My opinion of Wikipedia drastically changed this week. My initial opinion was based on what my teachers told me in high school and college – “Wikipedia does not count as a source.” After hearing that, Wikipedia was never a site I used when I needed credible, scholarly research. However, it is a site I used and continue to use frequently to look up information about my own personal curiosities.
After reading Chapter 4 in Will Richardson’s book, Blogs, Wikis, Podcasts, and Other Powerful Web Tools for Classrooms, I’m now a Wikipedia believer. I’m in awe of how many people contribute to the site and how timely and accurate their entries are. In his book, Richardson gave the example of the 2004 Indian Ocean earthquake/tsunami and how a Wikipedia entry was created only nine short hours after the quake. Within two days, the entry had been edited 1,200 times and contained pictures, videos, and graphics which made it one of the most detailed sources of information regarding the event. This example showed me just how powerful open collaboration can be. I was also surprised to read about how quickly inaccurate information is spotted and changed on the site.
I now believe that Wikipedia is a reliable source for information on the web. Yes, it’s true that from time to time there could be some faulty information posted but faulty information turns up frequently on a Google search too. Students (and adults) just need to know how to distinguish fact from fiction. To do this, you need to verify the information by making sure the same facts show up on multiple websites. If the same information is posted on a variety of sources, chances are that the information is accurate.
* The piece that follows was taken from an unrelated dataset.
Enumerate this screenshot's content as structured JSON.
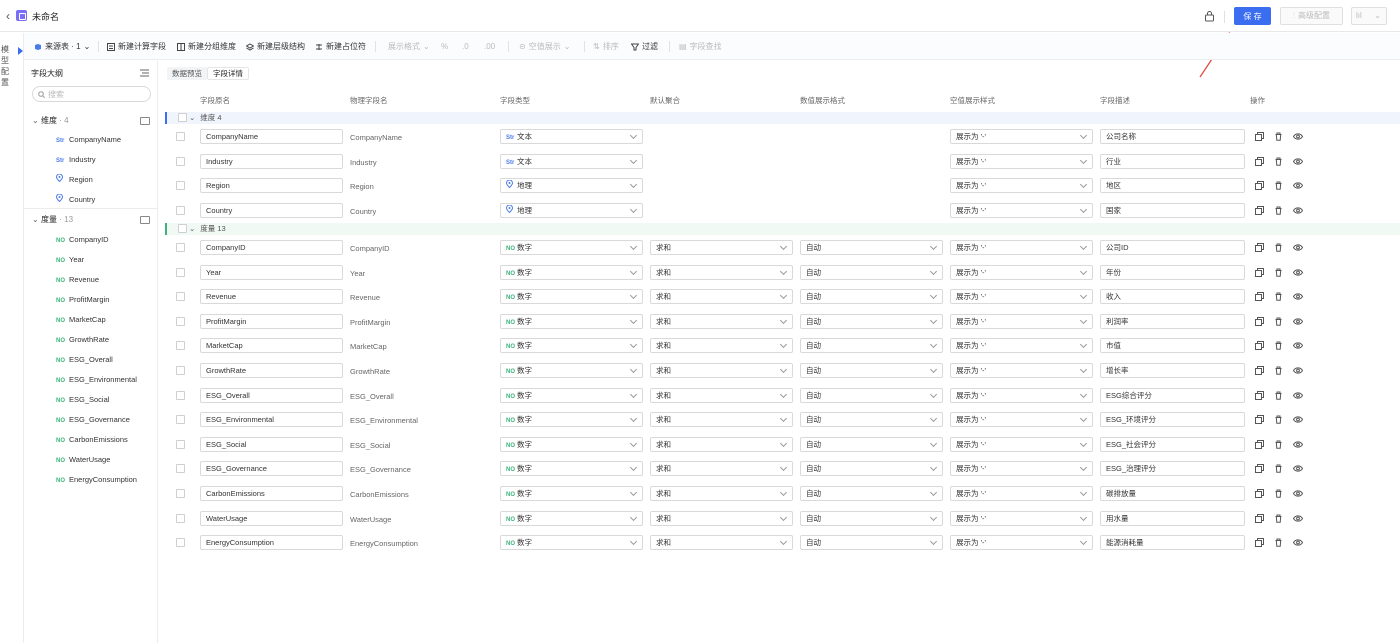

Wikipedia should be approached no differently than any other website. If anything, the credibility of Wikipedia should be held in higher esteem because it has such a wide variety of editors, as opposed to a regular website which might be authored by only one person.